Waylon Jennings filed for bankruptcy

As a major singer-songwriter, recording artist, and concert draw throughout much of the latter half of the 20th century, Waylon Jennings made a lot of money. Unfortunately, he also blew through that money while trying to make music and bringing it to the people. 

According to his memoir, Waylon: An Autobiography, Jennings went broke no less than three times. At one point, his home and other real estate holdings had been seized, his bank accounts had been closed, and his advances were spent well before album releases. He attributed part of that to paying a huge staff that included "a road manager, a band manager, a publicist, a secretary, a booking agent, a receptionist, gofers, and personal assistants all around." While on the road, Jennings also employed multiple crews, production managers, roadies, plus a convoy of trucks and buses to transport all the equipment and people. 

In 1981, Jennings filed for bankruptcy, citing $2.5 million in debt. Of course, when it came to his financial matters, there was also the issue of his drug habit. Not only is cocaine addictive and unhealthy, it's expensive. At his peak of consumption, Jennings was spending $1,500 a day on the stuff.

He had heart problems

Cocaine is very bad for the heart. And although Waylon Jennings stopped using the drug in 1984, he still endured heart troubles many years later. In October 1988, doctors performed a balloon angioplasty to clear a blocked artery. Just two months later, while on his tour bus and headed to a gig in Tennessee, a 51-year-old Jennings started to suffer from chest pains so intense that his driver immediately re-routed to Baptist Hospital in Nashville. Tests revealed partial blockage in three of Jennings' arteries, necessitating immediate triple-bypass surgery. Fortunately, at no point did he suffer a heart attack, and he made a full recovery. Under doctors' orders of rest and relaxation, Jennings canceled two months' worth of concerts, and he also had to adopt healthier habits, and fast. 

"I had to change the way I eat," Jennings told UPI. He also had to give up smoking, a prodigious habit he picked up when he was around ten years old. "Smoking is what caused my problem. I smoked for 41 years, and I was smoking five and six packs a day in the last few years."

Waylon Jennings suffered from complications of diabetes

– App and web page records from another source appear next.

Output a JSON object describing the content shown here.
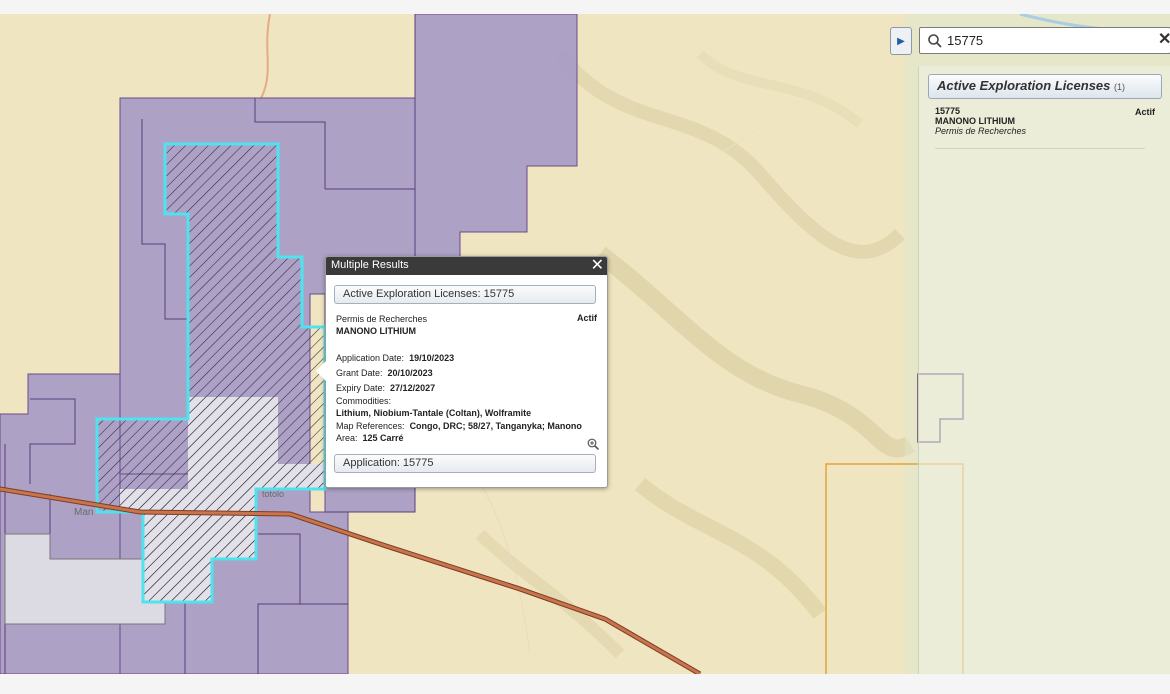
{
  "search": {
    "value": "15775",
    "clear": "✕"
  },
  "panel_toggle": "▶",
  "results_panel": {
    "header": "Active Exploration Licenses",
    "count": "(1)",
    "items": [
      {
        "id": "15775",
        "name": "MANONO LITHIUM",
        "type": "Permis de Recherches",
        "status": "Actif"
      }
    ]
  },
  "popup": {
    "title": "Multiple Results",
    "close": "✕",
    "layer_button": "Active Exploration Licenses: 15775",
    "type": "Permis de Recherches",
    "status": "Actif",
    "name": "MANONO LITHIUM",
    "application_date_label": "Application Date:",
    "application_date": "19/10/2023",
    "grant_date_label": "Grant Date:",
    "grant_date": "20/10/2023",
    "expiry_date_label": "Expiry Date:",
    "expiry_date": "27/12/2027",
    "commodities_label": "Commodities:",
    "commodities": "Lithium, Niobium-Tantale (Coltan), Wolframite",
    "map_references_label": "Map References:",
    "map_references": "Congo, DRC; 58/27, Tanganyka; Manono",
    "area_label": "Area:",
    "area": "125 Carré",
    "application_button": "Application: 15775"
  },
  "map_labels": {
    "town_left": "Man",
    "town_mid": "totolo"
  },
  "colors": {
    "license_fill": "#a79cc6",
    "license_border": "#5a3d7a",
    "selected_outline": "#4fe3f0",
    "road": "#b2623d",
    "orange_boundary": "#e3a43a"
  }
}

Cocaine discourages appetite, and that happened for Waylon Jennings, who during the height of his addiction subsisted on milkshakes force-fed to him by wife Jessi Colter. After he quit taking the drug in the mid-1980s, the desire for food returned, and Jennings put on a few pounds. "I hated the way I looked, because once I started gaining weight, I couldn't stop," he wrote in Waylon: An Autobiography. After less than a decade of living a drug-free life, albeit one with some extra weight on his frame, Jennings was diagnosed with adult-onset, or type II diabetes. It often develops in older, overweight adults, and it's characterized by the body's inability to properly process food or regulate blood glucose levels, which can lead to severe complications, including kidney problems, vision loss, and poor circulation.

That last problem happened to Jennings. Blood flow in the arteries in his legs was so impeded that he was diagnosed with peripheral vascular disease in both limbs. In April 2000, he underwent surgery in hopes of relieving some of the tremendous pain he was in. Unfortunately, Jennings' health problems continued. In 2001, he got an infection in his foot, and his body, ravaged by diabetes, couldn't fight it off. Doctors had to amputate it. About two months later, the country legend passed away at age 62, owing to diabetes-related issues.